▸ **Input**:

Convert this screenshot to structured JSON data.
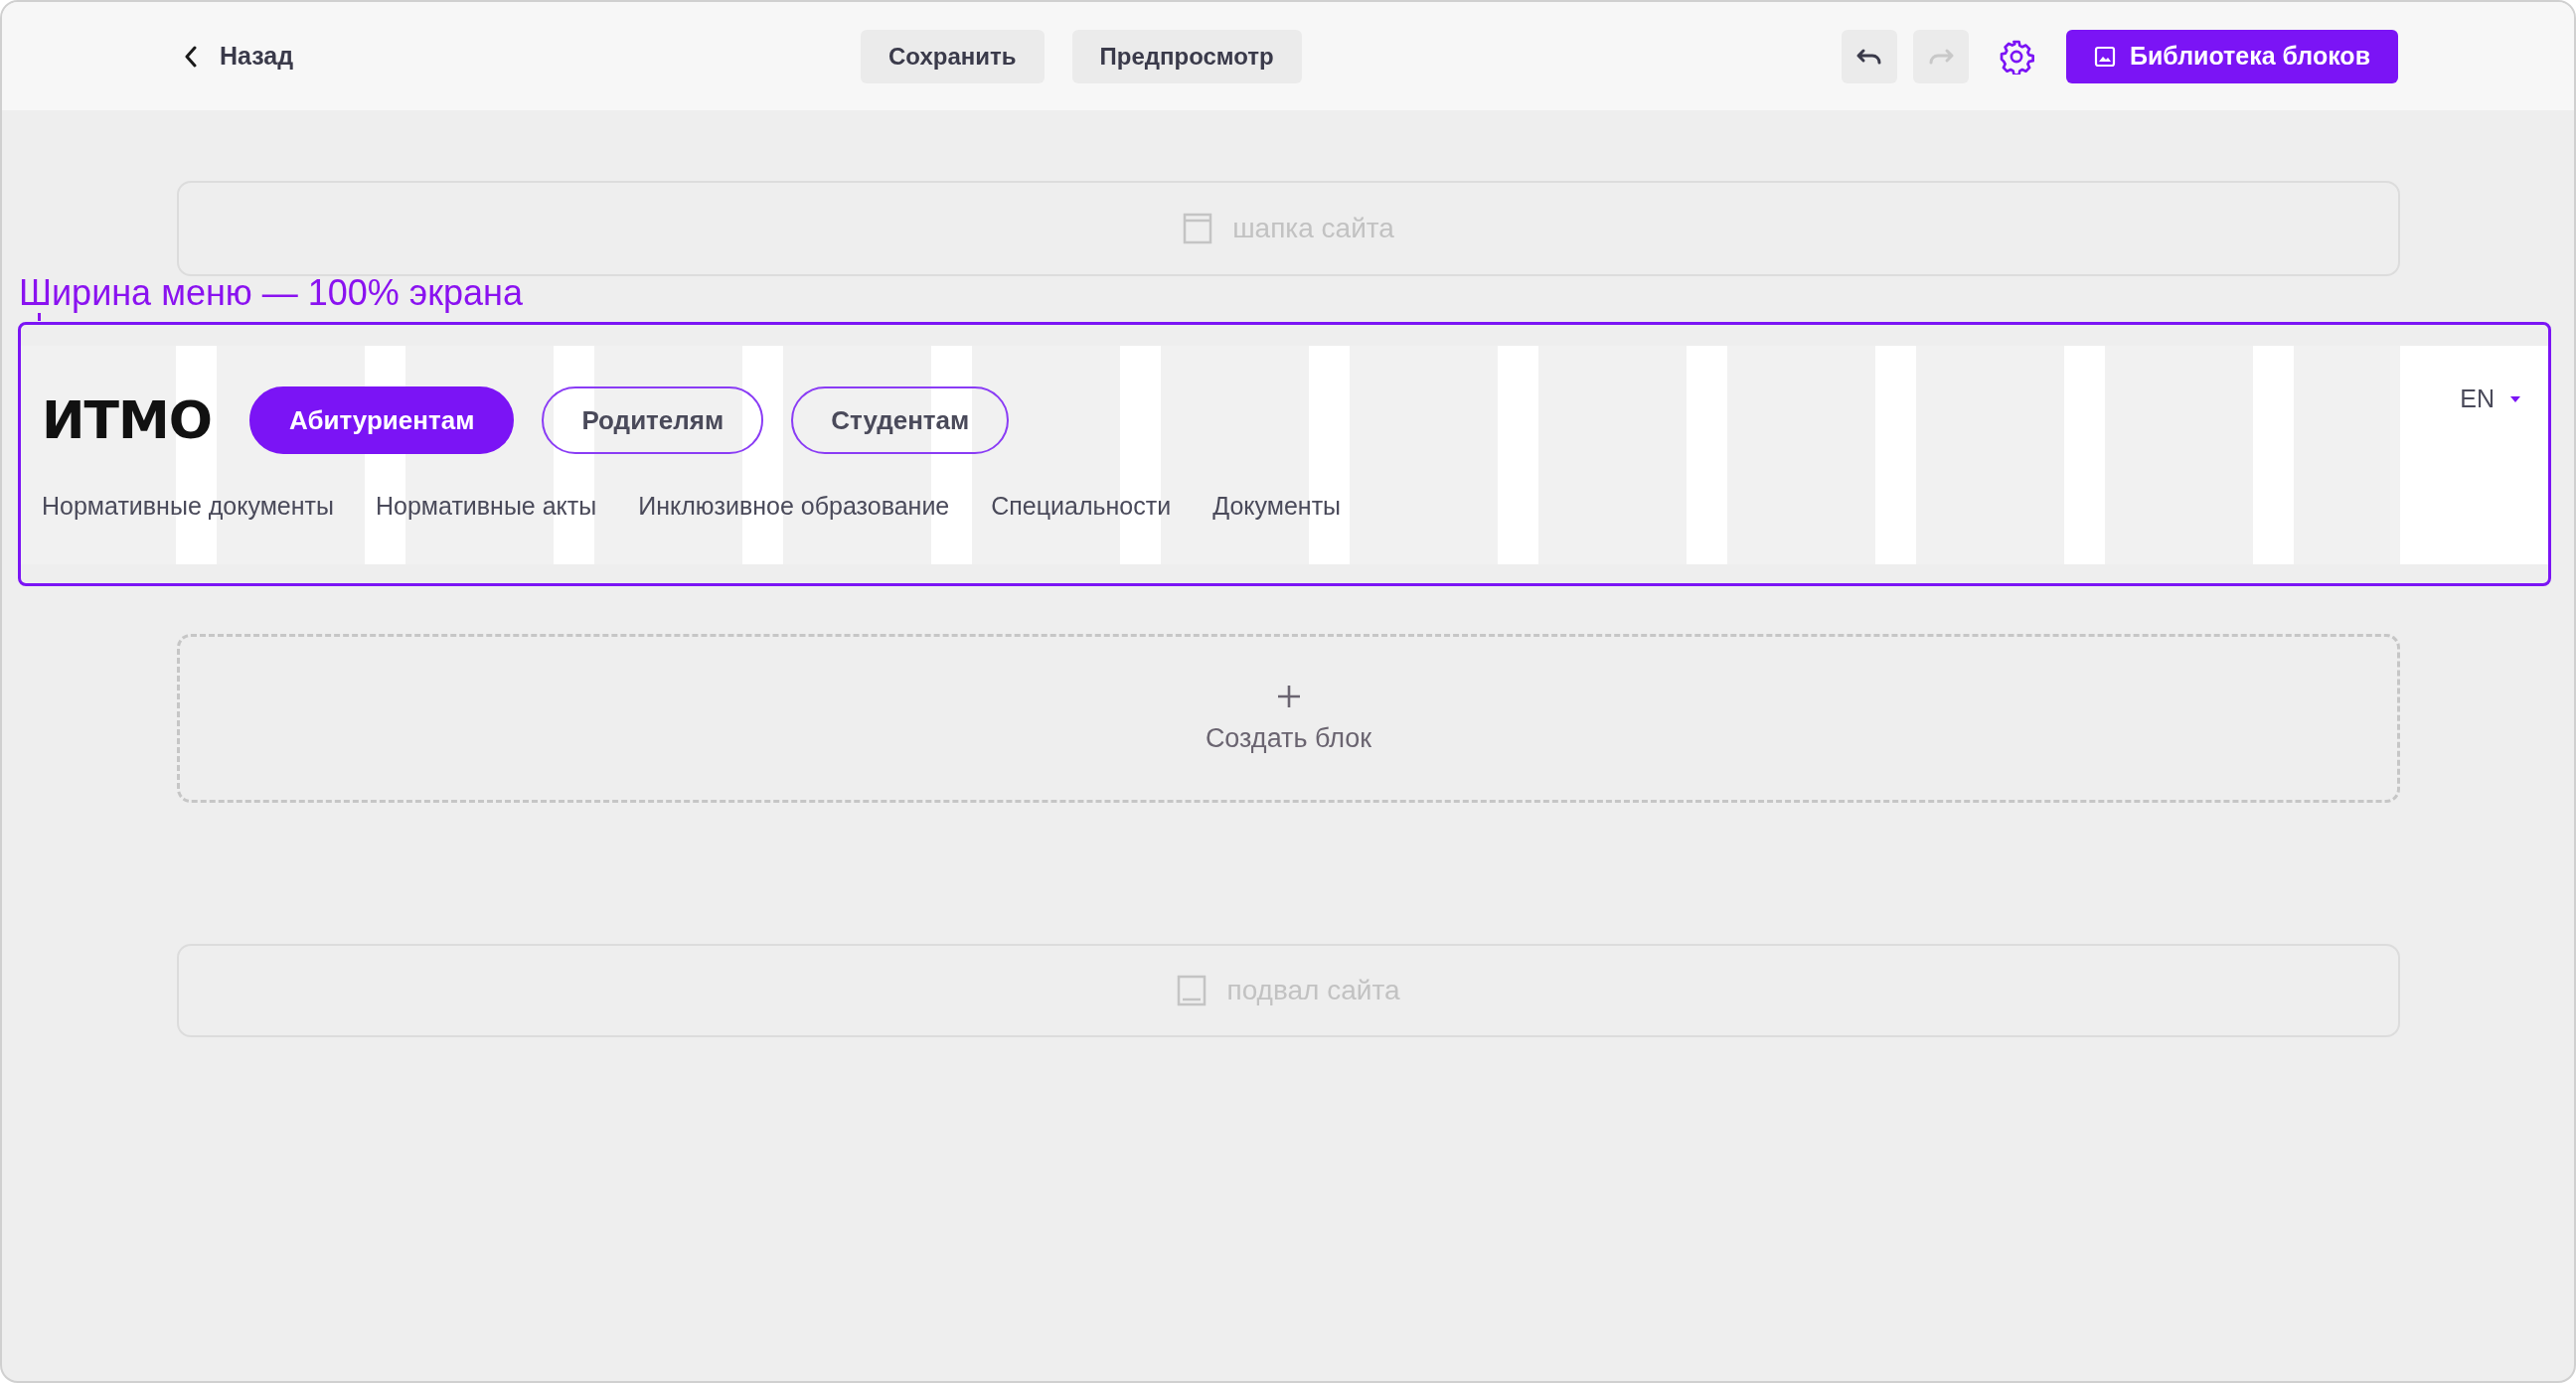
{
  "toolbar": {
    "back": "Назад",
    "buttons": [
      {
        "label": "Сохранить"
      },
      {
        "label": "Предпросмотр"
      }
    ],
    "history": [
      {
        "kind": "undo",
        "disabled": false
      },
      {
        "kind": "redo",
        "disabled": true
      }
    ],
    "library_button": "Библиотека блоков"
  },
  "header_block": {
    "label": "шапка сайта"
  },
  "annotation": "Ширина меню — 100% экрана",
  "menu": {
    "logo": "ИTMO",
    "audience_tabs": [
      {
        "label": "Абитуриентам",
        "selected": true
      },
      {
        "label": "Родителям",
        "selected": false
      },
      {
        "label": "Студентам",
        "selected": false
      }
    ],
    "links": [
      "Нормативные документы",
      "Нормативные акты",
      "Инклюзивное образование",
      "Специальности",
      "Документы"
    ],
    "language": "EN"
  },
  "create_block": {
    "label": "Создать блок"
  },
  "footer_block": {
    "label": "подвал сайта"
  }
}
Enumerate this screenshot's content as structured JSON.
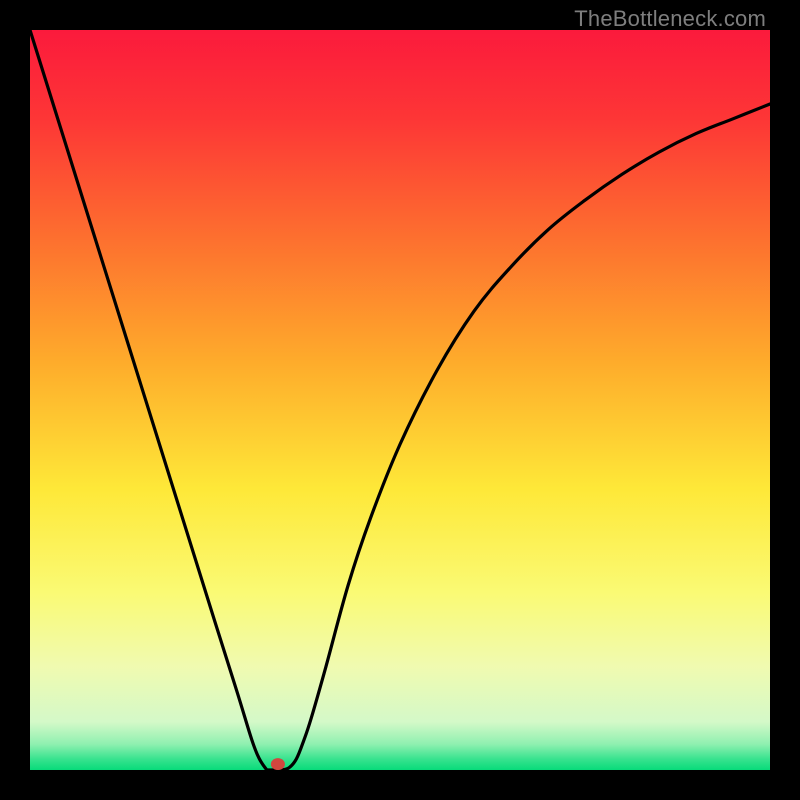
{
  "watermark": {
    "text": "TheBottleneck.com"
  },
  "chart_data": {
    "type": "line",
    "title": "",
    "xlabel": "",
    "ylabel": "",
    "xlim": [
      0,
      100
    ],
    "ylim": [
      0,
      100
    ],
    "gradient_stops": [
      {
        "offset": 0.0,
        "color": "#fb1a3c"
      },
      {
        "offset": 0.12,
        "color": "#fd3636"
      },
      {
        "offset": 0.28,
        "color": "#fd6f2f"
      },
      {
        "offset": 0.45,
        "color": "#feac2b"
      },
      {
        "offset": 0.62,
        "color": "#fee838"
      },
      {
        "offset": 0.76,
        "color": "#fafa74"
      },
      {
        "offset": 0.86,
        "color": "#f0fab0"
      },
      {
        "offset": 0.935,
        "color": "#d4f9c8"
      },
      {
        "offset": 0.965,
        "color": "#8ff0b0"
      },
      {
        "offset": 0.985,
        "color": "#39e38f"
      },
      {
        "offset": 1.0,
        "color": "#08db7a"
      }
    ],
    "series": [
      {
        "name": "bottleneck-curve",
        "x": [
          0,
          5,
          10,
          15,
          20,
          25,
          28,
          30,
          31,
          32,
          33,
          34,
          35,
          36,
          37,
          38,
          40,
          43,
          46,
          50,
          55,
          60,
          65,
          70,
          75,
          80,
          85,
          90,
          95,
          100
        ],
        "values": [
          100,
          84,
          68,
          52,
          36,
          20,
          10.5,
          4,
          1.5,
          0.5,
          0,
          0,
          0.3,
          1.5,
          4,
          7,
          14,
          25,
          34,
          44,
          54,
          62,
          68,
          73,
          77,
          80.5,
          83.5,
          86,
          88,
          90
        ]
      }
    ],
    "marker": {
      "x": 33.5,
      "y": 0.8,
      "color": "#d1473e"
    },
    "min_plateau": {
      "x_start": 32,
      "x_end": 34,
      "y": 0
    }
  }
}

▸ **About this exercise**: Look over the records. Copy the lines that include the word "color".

▸ **Result below**:
        "color": "#fb1a3c"
        "color": "#fd3636"
        "color": "#fd6f2f"
        "color": "#feac2b"
        "color": "#fee838"
        "color": "#fafa74"
        "color": "#f0fab0"
        "color": "#d4f9c8"
        "color": "#8ff0b0"
        "color": "#39e38f"
        "color": "#08db7a"
      "color": "#d1473e"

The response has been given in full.